The U.S. October Consumer Price Index (CPI) report showed consumer prices rose at their fastest pace since 1990 as supply chain issues showed little signs of abating. Headline CPI came in well above expectations at +0.9% month-over-month (m/m) and +6.2% year-over-year (y/y). Excluding food and energy components, Core CPI rose 0.6% m/m and 4.6% y/y, also beating expectations. This morning’s report suggests inflationary pressures are broadening, reflecting both a pickup in stickier components and the continued impact of supply shortages on consumer prices.
Inflation is accelerating in a broad range of consumer goods and services such as oil, rents, food, hospital services, and new and used vehicles. As the global semiconductor shortage continues to limit inventories and drive up costs, the prices for new vehicles rose 1.4%, and used vehicle prices jumped 2.5% after two months of declines. Food prices increased by 0.9% and energy prices surged by 4.8%, led by higher gasoline prices (+6.0%). Shelter costs, which are a more structural component of the CPI, continued their upward momentum from September and rose 0.5% as higher rents and home prices feed into the data.
With this morning’s figures, we estimate that the headline and core personal consumption expenditure (PCE) deflators will rise 0.8% and 0.5% in October, respectively. This would result in headline PCE inflation of 5.2% y/y and core PCE inflation of 4.2% y/y. Our current estimate for fourth quarter PCE inflation is now more than 5% y/y, markedly higher than the Federal Reserve’s (Fed’s) current and upward revised forecast for 4.2% and its long-term target of 2.0%.
Against a backdrop of solid demand, businesses have had the confidence to steadily raise prices for consumer goods and services while supply chain bottlenecks and worker shortages drive up input costs. These costs have yet to show signs of abating, as data on Tuesday showed that prices paid to U.S. producers continued to accelerate last month. Further, adding to concerns about persistent price pressures across the globe, China’s inflation at the factory level increased by the most in 26 years last month.

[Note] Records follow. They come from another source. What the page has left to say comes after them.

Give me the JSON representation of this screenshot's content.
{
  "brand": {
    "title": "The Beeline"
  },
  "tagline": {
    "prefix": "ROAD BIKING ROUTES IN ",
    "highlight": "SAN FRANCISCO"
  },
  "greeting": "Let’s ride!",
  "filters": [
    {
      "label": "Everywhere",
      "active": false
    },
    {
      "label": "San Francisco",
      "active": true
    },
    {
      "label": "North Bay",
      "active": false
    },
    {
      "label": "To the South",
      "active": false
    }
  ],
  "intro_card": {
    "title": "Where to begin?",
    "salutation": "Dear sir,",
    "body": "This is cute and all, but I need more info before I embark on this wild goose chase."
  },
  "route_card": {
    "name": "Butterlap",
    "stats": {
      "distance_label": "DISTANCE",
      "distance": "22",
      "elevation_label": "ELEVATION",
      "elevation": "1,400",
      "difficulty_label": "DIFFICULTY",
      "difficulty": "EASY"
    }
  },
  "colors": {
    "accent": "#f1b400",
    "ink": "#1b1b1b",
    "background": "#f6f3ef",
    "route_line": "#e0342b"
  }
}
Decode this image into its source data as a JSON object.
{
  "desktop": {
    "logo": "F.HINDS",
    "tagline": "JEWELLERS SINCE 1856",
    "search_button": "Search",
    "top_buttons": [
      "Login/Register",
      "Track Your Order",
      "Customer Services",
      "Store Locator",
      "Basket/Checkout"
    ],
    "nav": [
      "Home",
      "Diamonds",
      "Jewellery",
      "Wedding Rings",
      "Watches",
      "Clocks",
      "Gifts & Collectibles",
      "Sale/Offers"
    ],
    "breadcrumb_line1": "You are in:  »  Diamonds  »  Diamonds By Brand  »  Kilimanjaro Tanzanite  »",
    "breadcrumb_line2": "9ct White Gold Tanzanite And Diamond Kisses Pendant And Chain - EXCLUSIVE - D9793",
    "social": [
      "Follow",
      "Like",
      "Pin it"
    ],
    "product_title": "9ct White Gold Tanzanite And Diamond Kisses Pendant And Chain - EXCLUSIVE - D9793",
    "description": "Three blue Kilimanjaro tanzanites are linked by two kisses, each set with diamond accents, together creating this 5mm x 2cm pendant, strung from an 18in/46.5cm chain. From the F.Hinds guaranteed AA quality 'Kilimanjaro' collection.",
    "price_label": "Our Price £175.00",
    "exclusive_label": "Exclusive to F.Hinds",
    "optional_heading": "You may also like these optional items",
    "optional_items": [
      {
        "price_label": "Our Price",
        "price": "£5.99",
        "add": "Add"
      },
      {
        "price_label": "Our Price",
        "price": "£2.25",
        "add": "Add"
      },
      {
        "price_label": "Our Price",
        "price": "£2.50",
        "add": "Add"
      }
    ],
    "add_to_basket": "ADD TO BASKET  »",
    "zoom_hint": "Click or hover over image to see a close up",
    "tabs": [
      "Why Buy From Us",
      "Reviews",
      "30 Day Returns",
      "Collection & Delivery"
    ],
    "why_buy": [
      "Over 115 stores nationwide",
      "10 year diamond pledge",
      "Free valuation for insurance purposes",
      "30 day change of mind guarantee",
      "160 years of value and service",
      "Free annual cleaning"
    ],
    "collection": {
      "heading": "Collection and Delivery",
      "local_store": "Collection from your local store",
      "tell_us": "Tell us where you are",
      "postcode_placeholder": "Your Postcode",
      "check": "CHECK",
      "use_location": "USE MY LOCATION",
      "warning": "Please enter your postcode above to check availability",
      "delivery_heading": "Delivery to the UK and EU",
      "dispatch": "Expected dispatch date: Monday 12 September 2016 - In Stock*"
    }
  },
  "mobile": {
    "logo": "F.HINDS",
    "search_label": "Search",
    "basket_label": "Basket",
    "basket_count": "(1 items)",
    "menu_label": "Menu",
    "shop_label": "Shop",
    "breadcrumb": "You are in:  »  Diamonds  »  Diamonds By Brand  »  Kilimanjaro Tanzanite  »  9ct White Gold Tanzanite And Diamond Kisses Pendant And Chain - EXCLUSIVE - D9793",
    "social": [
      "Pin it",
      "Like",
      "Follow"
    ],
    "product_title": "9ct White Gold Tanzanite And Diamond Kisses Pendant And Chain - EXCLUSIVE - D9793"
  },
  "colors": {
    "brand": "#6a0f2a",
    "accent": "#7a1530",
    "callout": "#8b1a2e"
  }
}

Recent reports have suggested that inflation is becoming more widespread and stickier than policymakers and financial participants have expected. As the Fed begins reducing its monthly bond purchases, the transitory argument is looking harder to make. Together with persistent wage increases, the Fed may need to tighten policy more quickly than has been indicated. Markets are also taking up this debate and following this report, U.S. stocks dropped, gold gained, the yield on the 10-year Treasury rose and the dollar strengthened.